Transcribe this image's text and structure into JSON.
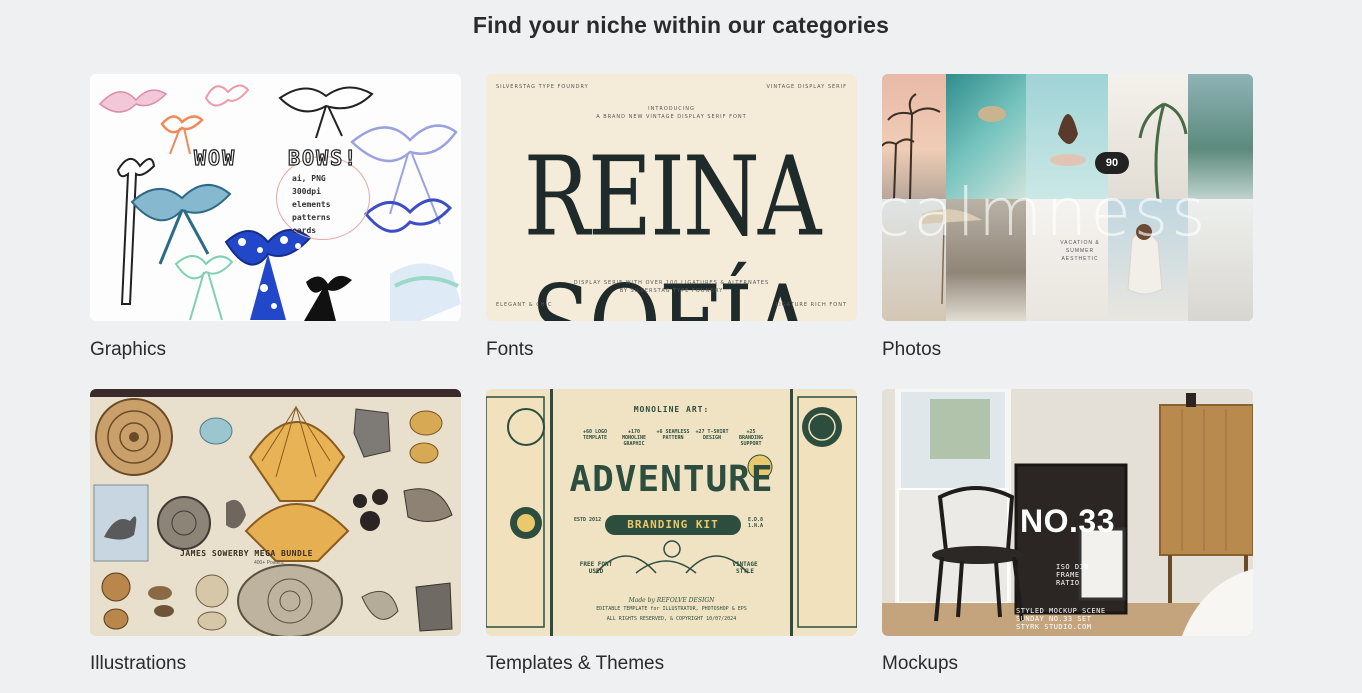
{
  "heading": "Find your niche within our categories",
  "categories": [
    {
      "label": "Graphics"
    },
    {
      "label": "Fonts"
    },
    {
      "label": "Photos"
    },
    {
      "label": "Illustrations"
    },
    {
      "label": "Templates & Themes"
    },
    {
      "label": "Mockups"
    }
  ],
  "thumbnails": {
    "graphics": {
      "word1": "WOW",
      "word2": "BOWS!",
      "meta": [
        "ai, PNG",
        "300dpi",
        "elements",
        "patterns",
        "cards"
      ]
    },
    "fonts": {
      "top_left": "SILVERSTAG TYPE FOUNDRY",
      "top_right": "VINTAGE DISPLAY SERIF",
      "intro": "INTRODUCING",
      "sub": "A BRAND NEW VINTAGE DISPLAY SERIF FONT",
      "title": "REINA SOFÍA",
      "desc": "DISPLAY SERIF WITH OVER 100 LIGATURES & ALTERNATES",
      "by": "BY SILVERSTAG TYPE FOUNDRY",
      "bottom_left": "ELEGANT & CHIC",
      "bottom_right": "LIGATURE RICH FONT"
    },
    "photos": {
      "script": "calmness",
      "badge": "90",
      "caption": "VACATION & SUMMER AESTHETIC"
    },
    "illustrations": {
      "bundle": "JAMES SOWERBY MEGA BUNDLE",
      "posters": "400+ Posters"
    },
    "templates": {
      "mono": "MONOLINE ART:",
      "stats": [
        "+60 LOGO TEMPLATE",
        "+170 MONOLINE GRAPHIC",
        "+6 SEAMLESS PATTERN",
        "+27 T-SHIRT DESIGN",
        "+25 BRANDING SUPPORT"
      ],
      "title": "ADVENTURE",
      "kit": "BRANDING KIT",
      "est": "ESTD 2012",
      "coords": "E.D.8 1.N.A",
      "free": "FREE FONT USED",
      "vintage": "VINTAGE STYLE",
      "madeby": "Made by REFOLVE DESIGN",
      "foot1": "EDITABLE TEMPLATE for ILLUSTRATOR, PHOTOSHOP & EPS",
      "foot2": "ALL RIGHTS RESERVED, & COPYRIGHT 10/07/2024"
    },
    "mockups": {
      "title": "NO.33",
      "iso": "ISO DIN FRAME RATIO",
      "footer": [
        "STYLED  MOCKUP  SCENE",
        "SUNDAY  NO.33  SET",
        "STYRK STUDIO.COM"
      ]
    }
  },
  "colors": {
    "background": "#eef0f2",
    "text": "#2b2b2b",
    "template_green": "#2d4e3f",
    "template_gold": "#e9c96b"
  }
}
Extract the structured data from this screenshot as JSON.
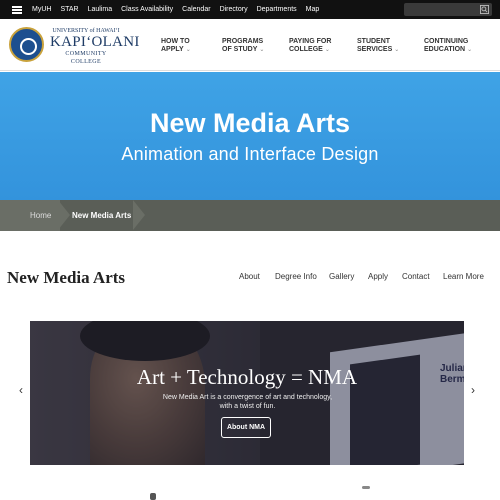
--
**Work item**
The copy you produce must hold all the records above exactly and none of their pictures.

**Your solution**
Transcribe this image's text and structure into JSON.
{
  "heading": "Find your niche within our categories",
  "categories": [
    {
      "label": "Graphics"
    },
    {
      "label": "Fonts"
    },
    {
      "label": "Photos"
    },
    {
      "label": "Illustrations"
    },
    {
      "label": "Templates & Themes"
    },
    {
      "label": "Mockups"
    }
  ],
  "thumbnails": {
    "graphics": {
      "word1": "WOW",
      "word2": "BOWS!",
      "meta": [
        "ai, PNG",
        "300dpi",
        "elements",
        "patterns",
        "cards"
      ]
    },
    "fonts": {
      "top_left": "SILVERSTAG TYPE FOUNDRY",
      "top_right": "VINTAGE DISPLAY SERIF",
      "intro": "INTRODUCING",
      "sub": "A BRAND NEW VINTAGE DISPLAY SERIF FONT",
      "title": "REINA SOFÍA",
      "desc": "DISPLAY SERIF WITH OVER 100 LIGATURES & ALTERNATES",
      "by": "BY SILVERSTAG TYPE FOUNDRY",
      "bottom_left": "ELEGANT & CHIC",
      "bottom_right": "LIGATURE RICH FONT"
    },
    "photos": {
      "script": "calmness",
      "badge": "90",
      "caption": "VACATION & SUMMER AESTHETIC"
    },
    "illustrations": {
      "bundle": "JAMES SOWERBY MEGA BUNDLE",
      "posters": "400+ Posters"
    },
    "templates": {
      "mono": "MONOLINE ART:",
      "stats": [
        "+60 LOGO TEMPLATE",
        "+170 MONOLINE GRAPHIC",
        "+6 SEAMLESS PATTERN",
        "+27 T-SHIRT DESIGN",
        "+25 BRANDING SUPPORT"
      ],
      "title": "ADVENTURE",
      "kit": "BRANDING KIT",
      "est": "ESTD 2012",
      "coords": "E.D.8 1.N.A",
      "free": "FREE FONT USED",
      "vintage": "VINTAGE STYLE",
      "madeby": "Made by REFOLVE DESIGN",
      "foot1": "EDITABLE TEMPLATE for ILLUSTRATOR, PHOTOSHOP & EPS",
      "foot2": "ALL RIGHTS RESERVED, & COPYRIGHT 10/07/2024"
    },
    "mockups": {
      "title": "NO.33",
      "iso": "ISO DIN FRAME RATIO",
      "footer": [
        "STYLED  MOCKUP  SCENE",
        "SUNDAY  NO.33  SET",
        "STYRK STUDIO.COM"
      ]
    }
  },
  "colors": {
    "background": "#eef0f2",
    "text": "#2b2b2b",
    "template_green": "#2d4e3f",
    "template_gold": "#e9c96b"
  }
}
Extract the structured data from this screenshot as JSON.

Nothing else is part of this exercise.